This theme is most apparent with Emmett and Rex Dangervest, a cool and maverick character Emmett aspires to be, but believes in a tough go-it-alone attitude. It also works for Wildstyle, who tries her hardest to stamp out any cutesy feelings and keep her image of a hardened fighter intact. Chris Pratt and Elizabeth Banks both do well in their roles as they convey the complicated feelings their characters are going through. Will Arnett once again shines as Batman and is, funny enough, the center of the film’s messages as Mitchell uses him as a prime example for fans’ desire of something grittier as they grow up. Stephanie Beatriz delivers an intimidating and funny presence as General Mayhem that shares some great banter with Banks. Tiffany Haddish is also a standout as Queen Watevra Wa-Nabi, the shape-shifting ruler of the Systar System who wants to wed Batman for unknown reasons. Charlie Day, Alison Brie and Nick Offerman also return from the first film and while they have less to do this time around, they still deliver on their comedic moments, especially Day as his 80s Spaceman is finally taking a trip through the cosmos.

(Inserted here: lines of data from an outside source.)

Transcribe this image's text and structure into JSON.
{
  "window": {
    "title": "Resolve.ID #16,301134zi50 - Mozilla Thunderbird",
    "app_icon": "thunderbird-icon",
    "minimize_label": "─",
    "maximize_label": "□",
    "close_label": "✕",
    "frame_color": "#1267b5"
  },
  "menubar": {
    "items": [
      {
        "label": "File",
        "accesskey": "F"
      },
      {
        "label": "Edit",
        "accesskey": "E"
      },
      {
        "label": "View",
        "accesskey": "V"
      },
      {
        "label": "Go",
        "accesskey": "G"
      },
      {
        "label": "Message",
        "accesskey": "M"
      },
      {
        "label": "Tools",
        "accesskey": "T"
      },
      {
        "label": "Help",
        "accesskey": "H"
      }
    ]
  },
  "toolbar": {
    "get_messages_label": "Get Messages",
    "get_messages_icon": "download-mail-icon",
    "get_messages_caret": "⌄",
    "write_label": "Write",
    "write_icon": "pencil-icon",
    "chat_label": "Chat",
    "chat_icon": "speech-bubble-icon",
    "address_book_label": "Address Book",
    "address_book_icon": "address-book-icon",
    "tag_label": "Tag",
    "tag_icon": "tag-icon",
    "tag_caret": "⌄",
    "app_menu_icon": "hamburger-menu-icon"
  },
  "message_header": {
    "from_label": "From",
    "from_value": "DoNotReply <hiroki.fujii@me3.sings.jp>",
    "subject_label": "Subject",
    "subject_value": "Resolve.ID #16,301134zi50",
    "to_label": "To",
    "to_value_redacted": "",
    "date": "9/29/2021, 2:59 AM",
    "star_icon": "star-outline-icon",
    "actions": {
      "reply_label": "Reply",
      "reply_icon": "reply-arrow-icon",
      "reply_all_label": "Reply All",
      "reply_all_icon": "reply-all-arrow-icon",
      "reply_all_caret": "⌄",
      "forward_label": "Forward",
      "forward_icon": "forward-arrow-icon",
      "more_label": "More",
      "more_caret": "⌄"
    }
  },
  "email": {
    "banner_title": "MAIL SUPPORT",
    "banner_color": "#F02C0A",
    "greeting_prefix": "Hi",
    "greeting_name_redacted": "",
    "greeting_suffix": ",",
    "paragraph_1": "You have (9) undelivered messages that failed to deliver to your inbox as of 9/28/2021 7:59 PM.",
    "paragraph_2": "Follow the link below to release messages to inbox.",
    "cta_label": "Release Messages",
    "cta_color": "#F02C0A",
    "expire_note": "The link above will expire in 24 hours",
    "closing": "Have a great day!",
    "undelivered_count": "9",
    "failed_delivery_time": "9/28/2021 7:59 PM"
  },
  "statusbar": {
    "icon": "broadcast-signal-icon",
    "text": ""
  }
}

The film’s animation is top-notch and much improved from The LEGO Movie. The characters and their vehicular transformations look great, particularly in the opening act that feels straight out of Mad Max: Fury Road. One of the big differences between the two films, however, is The LEGO Movie 2 feels much more vibrant with its imagery. This makes sense given that the characters are surrounded by toys designed for a younger age group as well as a different gender and the attention to detail on the worlds of the Systar System, Queen Watevra Wa-Nabi’s shapes and the musical numbers (of which there are several in entertaining fashion) makes the film feel like a fresh experience compared to the original. It would have been easy for Mitchell and company to do more of the same, but they really did put in the work to make The LEGO Movie 2 unique from its predecessor and the other films of the LEGO franchise.
The LEGO Movie 2: The Second Part delivers on many of the levels it strove for. The story is well constructed, the jokes and self-referential humour are great, the cast does a great job with what they are given and the film has some deep and realistic messages about growing up and accepting change that sets it apart from other kids movies. The vibrant colours and smooth animation of the characters and action scenes really make the visuals standout in this franchise. While it may not quite reach the height of the original, that’s okay as it is a more than worthy entry on its own.
Flickering Myth Rating – Film: ★ ★ ★ ★ / Movie: ★ ★ ★ ★